One of the Bali bombers responsible for the deaths of more than 200 people in 2002 is trying to help Indonesia’s police catch terrorists.
Ali Imron drove the van that blew Bali’s Sari Club apart in 2002 but he has always been the repentant bomber and since 2004 he has assisted Indonesia’s police with their hunt for terrorists.
Now, allowed out of prison for an exclusive interview with ABC Radio National’s Background Briefing program, Imron said he is making tapes to spread his anti-terrorism message.
Letting him speak out is just one part of Indonesia’s ground-breaking and controversial counter-terrorism strategy.
The flying pigs of Indonesia
Inspired by an extreme understanding of his faith, Imron played a critical role in the first Bali bombings that ripped apart the Sari Club and Paddy’s Bar on October 12, 2002, killing 88 Australians.
“After we assembled the Sari Club bomb and loaded it onto the van, I installed the detonator as well as the detonators for the vest bomb and the for the US consulate bomb,” he explained through an interpreter.
“I then taught the two suicide bombers how to trigger the explosions.
“I was the one who delivered the US consulate bomb to its destination and I ended up driving the van to the Sari club after discovering the suicide bombers couldn’t drive, handing over the vehicle at the last moment.”

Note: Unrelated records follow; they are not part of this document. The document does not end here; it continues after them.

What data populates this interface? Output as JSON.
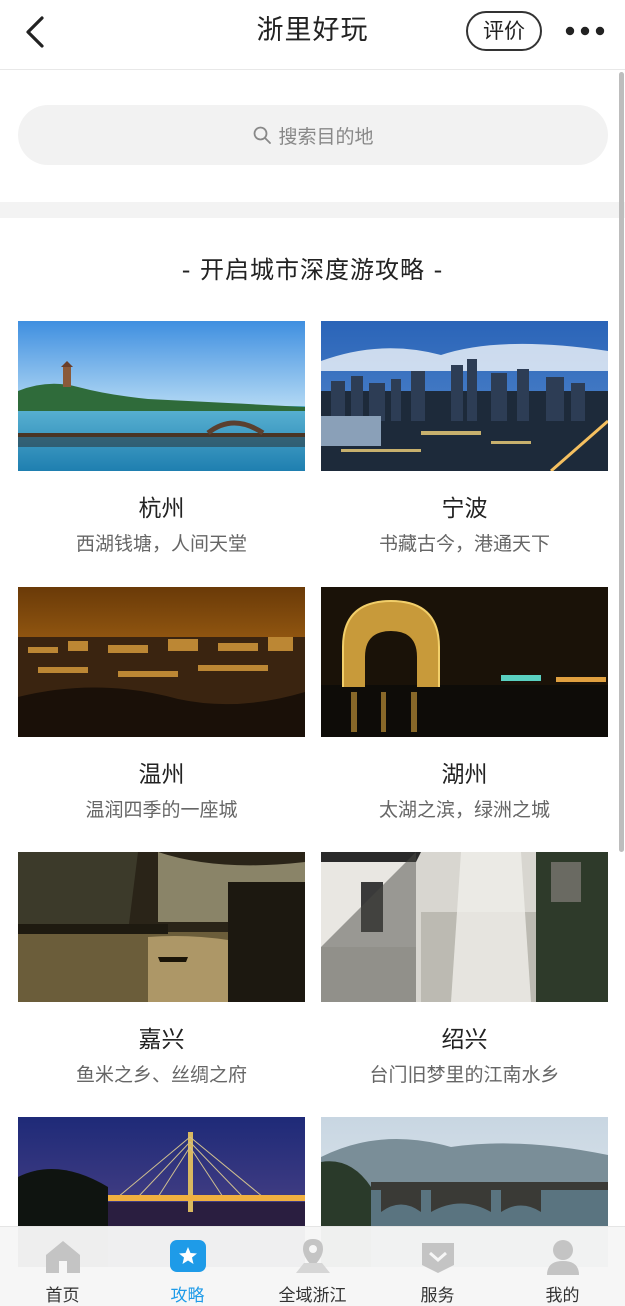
{
  "header": {
    "title": "浙里好玩",
    "rate_label": "评价"
  },
  "search": {
    "placeholder": "搜索目的地"
  },
  "section": {
    "title": "- 开启城市深度游攻略 -"
  },
  "cities": [
    {
      "name": "杭州",
      "tagline": "西湖钱塘，人间天堂"
    },
    {
      "name": "宁波",
      "tagline": "书藏古今，港通天下"
    },
    {
      "name": "温州",
      "tagline": "温润四季的一座城"
    },
    {
      "name": "湖州",
      "tagline": "太湖之滨，绿洲之城"
    },
    {
      "name": "嘉兴",
      "tagline": "鱼米之乡、丝绸之府"
    },
    {
      "name": "绍兴",
      "tagline": "台门旧梦里的江南水乡"
    }
  ],
  "tabbar": {
    "items": [
      {
        "label": "首页",
        "icon": "home-icon"
      },
      {
        "label": "攻略",
        "icon": "guide-icon"
      },
      {
        "label": "全域浙江",
        "icon": "map-pin-icon"
      },
      {
        "label": "服务",
        "icon": "service-icon"
      },
      {
        "label": "我的",
        "icon": "profile-icon"
      }
    ],
    "active_index": 1
  },
  "colors": {
    "accent": "#1e9be8",
    "tab_inactive_icon": "#c4c4c4"
  }
}
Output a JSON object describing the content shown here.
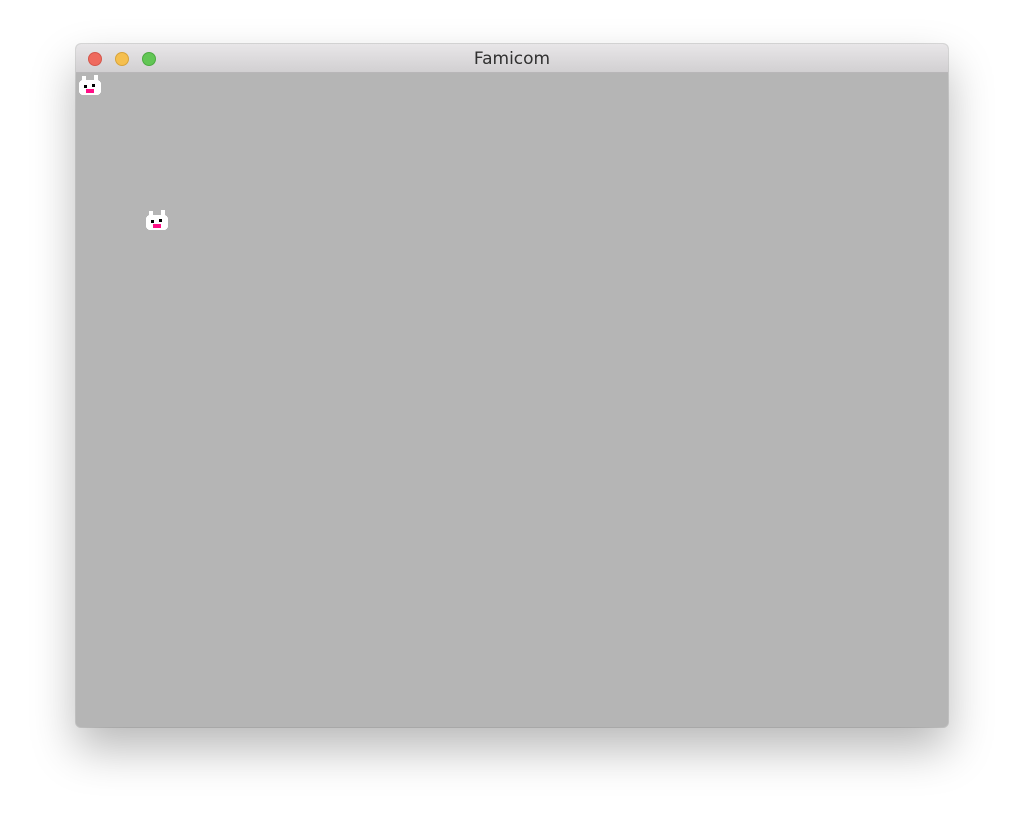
{
  "window": {
    "title": "Famicom",
    "controls": {
      "close_icon": "close-icon",
      "minimize_icon": "minimize-icon",
      "zoom_icon": "zoom-icon"
    }
  },
  "display": {
    "background_color": "#b5b5b5",
    "sprites": [
      {
        "icon": "cat-face-sprite-icon",
        "body_color": "#ffffff",
        "mouth_color": "#ff0f86",
        "eye_color": "#000000"
      },
      {
        "icon": "cat-face-sprite-icon",
        "body_color": "#ffffff",
        "mouth_color": "#ff0f86",
        "eye_color": "#000000"
      }
    ]
  }
}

Unlike his brothers, Imron escaped the death penalty because he showed remorse for his actions.
“I will continue to ask for forgiveness from the victims and their families, from anyone affected by violence in which I was involved,” he said.
“I will never stop asking for forgiveness.”
Out of jail
It would be inconceivable in Australia, but Indonesia has let Imron out of jail to tell his story to Background Briefing.
Indonesian police say he is now a potent force for counter-terrorism, and they want Australia to know how Imron is working to stop further violence.
In a Jakarta hotel room, flanked by a prison guard, Imron was calm and quietly focused as he explained his new form of jihad.
“I help police because I know what the terrorists think,” he said.
“I know how they will try to get their weapons and explosives. I know what kind of place they will target for what kind of action and I know how they would carry that out.
“I know how to hide from the police on the run, how the terrorists recruit new members and who is most vulnerable to the radical message.
“I am giving all this information to police so I can stop violence and terrorism.”
JI’s secrets revealed
It might be cold comfort for his victims and their families, but now Imron is revealing trade secrets of terror group Jemaah Islamiah.
Further, he claims to have considerable influence outside prison.
He says students at his family’s Islamic boarding school would become suicide bombers if he asked them to. Instead, Imron sends them the opposite message.
“Since I was jailed in Bali, I’ve been writing a book and other materials about my ideas,” he said.
“Also every time my family or friends visit me, or I send a message to others outside prison, I always say it was a mistake to carry out the bombings. It was the wrong kind of jihad.”
Part of Imron’s new type of jihad, or spiritual struggle in God’s name, is sending cassettes to his family’s east Java school. But he has some competition: his unrepentant brother and fellow bomber, Ali Ghufron, who is known as Mukhlas.
Mukhlas is on death row and is also hard at work making cassettes for the al-Islam school, but urging the students to become terrorists.
Imron says it is a battle for influence.
“Mukhlas and I both send letters and cassettes to al-Islam,” he said.
“It’s a tough thing to deal with personally and tough for the teachers there because I ask the students to follow my example while Mukhlas calls them to carry out violent jihad.
“We will have to wait and see who wins this battle for influence.”
Imron says he has had some success in dissuading people from violent forms of jihad.
“Yes, there are success stories, thank God,” he said.
“None of my students or former students are involved in terrorism and none of my close friends are involved. But there’s more to do and I’ll keep working to stop terrorism.”